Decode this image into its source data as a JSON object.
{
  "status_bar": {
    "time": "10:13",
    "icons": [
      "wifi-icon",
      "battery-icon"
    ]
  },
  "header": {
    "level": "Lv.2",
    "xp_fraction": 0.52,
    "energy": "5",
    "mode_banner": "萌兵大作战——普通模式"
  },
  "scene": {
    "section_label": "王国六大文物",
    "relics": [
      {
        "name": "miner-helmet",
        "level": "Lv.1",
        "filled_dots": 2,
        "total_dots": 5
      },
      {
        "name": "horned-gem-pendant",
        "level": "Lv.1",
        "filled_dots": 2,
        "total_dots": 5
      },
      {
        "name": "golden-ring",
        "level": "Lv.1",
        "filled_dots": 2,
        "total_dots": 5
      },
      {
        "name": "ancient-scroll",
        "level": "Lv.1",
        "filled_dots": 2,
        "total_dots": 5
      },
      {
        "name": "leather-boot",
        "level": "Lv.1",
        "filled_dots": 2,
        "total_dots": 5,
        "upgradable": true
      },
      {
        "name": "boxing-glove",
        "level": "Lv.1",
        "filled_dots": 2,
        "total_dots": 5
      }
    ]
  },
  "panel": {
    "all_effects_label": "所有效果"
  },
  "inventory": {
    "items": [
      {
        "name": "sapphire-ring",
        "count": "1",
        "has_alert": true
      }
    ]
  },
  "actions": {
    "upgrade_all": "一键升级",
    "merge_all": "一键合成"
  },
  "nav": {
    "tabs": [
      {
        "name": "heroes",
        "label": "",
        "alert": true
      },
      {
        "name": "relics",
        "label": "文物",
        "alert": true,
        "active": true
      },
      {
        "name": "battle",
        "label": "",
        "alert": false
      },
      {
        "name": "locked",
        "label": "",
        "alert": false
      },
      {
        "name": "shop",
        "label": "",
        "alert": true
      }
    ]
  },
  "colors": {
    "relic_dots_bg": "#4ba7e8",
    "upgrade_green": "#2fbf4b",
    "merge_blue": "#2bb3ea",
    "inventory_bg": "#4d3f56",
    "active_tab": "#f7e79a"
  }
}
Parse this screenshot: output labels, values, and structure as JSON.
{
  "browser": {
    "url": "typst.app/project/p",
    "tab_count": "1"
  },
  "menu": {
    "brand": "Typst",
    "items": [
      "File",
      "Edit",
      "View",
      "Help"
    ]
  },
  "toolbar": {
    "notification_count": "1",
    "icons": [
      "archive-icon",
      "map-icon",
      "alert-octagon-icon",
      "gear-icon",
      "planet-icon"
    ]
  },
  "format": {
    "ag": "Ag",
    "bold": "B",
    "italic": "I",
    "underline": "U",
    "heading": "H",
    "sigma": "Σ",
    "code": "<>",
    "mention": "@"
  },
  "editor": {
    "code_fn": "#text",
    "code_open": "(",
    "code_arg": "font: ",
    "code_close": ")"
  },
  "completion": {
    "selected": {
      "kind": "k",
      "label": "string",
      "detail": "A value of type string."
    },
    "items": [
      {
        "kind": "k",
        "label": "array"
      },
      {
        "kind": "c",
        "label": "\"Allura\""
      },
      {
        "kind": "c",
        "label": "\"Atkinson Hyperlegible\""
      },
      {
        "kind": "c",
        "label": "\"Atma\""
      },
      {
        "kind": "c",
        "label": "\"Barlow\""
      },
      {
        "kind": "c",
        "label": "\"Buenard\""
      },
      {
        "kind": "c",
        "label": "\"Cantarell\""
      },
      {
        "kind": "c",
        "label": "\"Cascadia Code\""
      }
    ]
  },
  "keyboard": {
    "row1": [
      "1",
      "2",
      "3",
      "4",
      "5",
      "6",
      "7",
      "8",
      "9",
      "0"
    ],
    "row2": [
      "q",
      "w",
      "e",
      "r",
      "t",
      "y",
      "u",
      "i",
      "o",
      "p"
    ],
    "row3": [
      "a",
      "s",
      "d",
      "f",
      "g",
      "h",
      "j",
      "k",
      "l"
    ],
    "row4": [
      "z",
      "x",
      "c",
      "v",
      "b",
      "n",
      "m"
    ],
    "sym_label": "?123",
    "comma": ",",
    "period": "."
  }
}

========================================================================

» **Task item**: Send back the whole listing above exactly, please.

» **Answer section**:
Decode this image into its source data as a JSON object.
{
  "status_bar": {
    "time": "10:13",
    "icons": [
      "wifi-icon",
      "battery-icon"
    ]
  },
  "header": {
    "level": "Lv.2",
    "xp_fraction": 0.52,
    "energy": "5",
    "mode_banner": "萌兵大作战——普通模式"
  },
  "scene": {
    "section_label": "王国六大文物",
    "relics": [
      {
        "name": "miner-helmet",
        "level": "Lv.1",
        "filled_dots": 2,
        "total_dots": 5
      },
      {
        "name": "horned-gem-pendant",
        "level": "Lv.1",
        "filled_dots": 2,
        "total_dots": 5
      },
      {
        "name": "golden-ring",
        "level": "Lv.1",
        "filled_dots": 2,
        "total_dots": 5
      },
      {
        "name": "ancient-scroll",
        "level": "Lv.1",
        "filled_dots": 2,
        "total_dots": 5
      },
      {
        "name": "leather-boot",
        "level": "Lv.1",
        "filled_dots": 2,
        "total_dots": 5,
        "upgradable": true
      },
      {
        "name": "boxing-glove",
        "level": "Lv.1",
        "filled_dots": 2,
        "total_dots": 5
      }
    ]
  },
  "panel": {
    "all_effects_label": "所有效果"
  },
  "inventory": {
    "items": [
      {
        "name": "sapphire-ring",
        "count": "1",
        "has_alert": true
      }
    ]
  },
  "actions": {
    "upgrade_all": "一键升级",
    "merge_all": "一键合成"
  },
  "nav": {
    "tabs": [
      {
        "name": "heroes",
        "label": "",
        "alert": true
      },
      {
        "name": "relics",
        "label": "文物",
        "alert": true,
        "active": true
      },
      {
        "name": "battle",
        "label": "",
        "alert": false
      },
      {
        "name": "locked",
        "label": "",
        "alert": false
      },
      {
        "name": "shop",
        "label": "",
        "alert": true
      }
    ]
  },
  "colors": {
    "relic_dots_bg": "#4ba7e8",
    "upgrade_green": "#2fbf4b",
    "merge_blue": "#2bb3ea",
    "inventory_bg": "#4d3f56",
    "active_tab": "#f7e79a"
  }
}
Parse this screenshot: output labels, values, and structure as JSON.
{
  "browser": {
    "url": "typst.app/project/p",
    "tab_count": "1"
  },
  "menu": {
    "brand": "Typst",
    "items": [
      "File",
      "Edit",
      "View",
      "Help"
    ]
  },
  "toolbar": {
    "notification_count": "1",
    "icons": [
      "archive-icon",
      "map-icon",
      "alert-octagon-icon",
      "gear-icon",
      "planet-icon"
    ]
  },
  "format": {
    "ag": "Ag",
    "bold": "B",
    "italic": "I",
    "underline": "U",
    "heading": "H",
    "sigma": "Σ",
    "code": "<>",
    "mention": "@"
  },
  "editor": {
    "code_fn": "#text",
    "code_open": "(",
    "code_arg": "font: ",
    "code_close": ")"
  },
  "completion": {
    "selected": {
      "kind": "k",
      "label": "string",
      "detail": "A value of type string."
    },
    "items": [
      {
        "kind": "k",
        "label": "array"
      },
      {
        "kind": "c",
        "label": "\"Allura\""
      },
      {
        "kind": "c",
        "label": "\"Atkinson Hyperlegible\""
      },
      {
        "kind": "c",
        "label": "\"Atma\""
      },
      {
        "kind": "c",
        "label": "\"Barlow\""
      },
      {
        "kind": "c",
        "label": "\"Buenard\""
      },
      {
        "kind": "c",
        "label": "\"Cantarell\""
      },
      {
        "kind": "c",
        "label": "\"Cascadia Code\""
      }
    ]
  },
  "keyboard": {
    "row1": [
      "1",
      "2",
      "3",
      "4",
      "5",
      "6",
      "7",
      "8",
      "9",
      "0"
    ],
    "row2": [
      "q",
      "w",
      "e",
      "r",
      "t",
      "y",
      "u",
      "i",
      "o",
      "p"
    ],
    "row3": [
      "a",
      "s",
      "d",
      "f",
      "g",
      "h",
      "j",
      "k",
      "l"
    ],
    "row4": [
      "z",
      "x",
      "c",
      "v",
      "b",
      "n",
      "m"
    ],
    "sym_label": "?123",
    "comma": ",",
    "period": "."
  }
}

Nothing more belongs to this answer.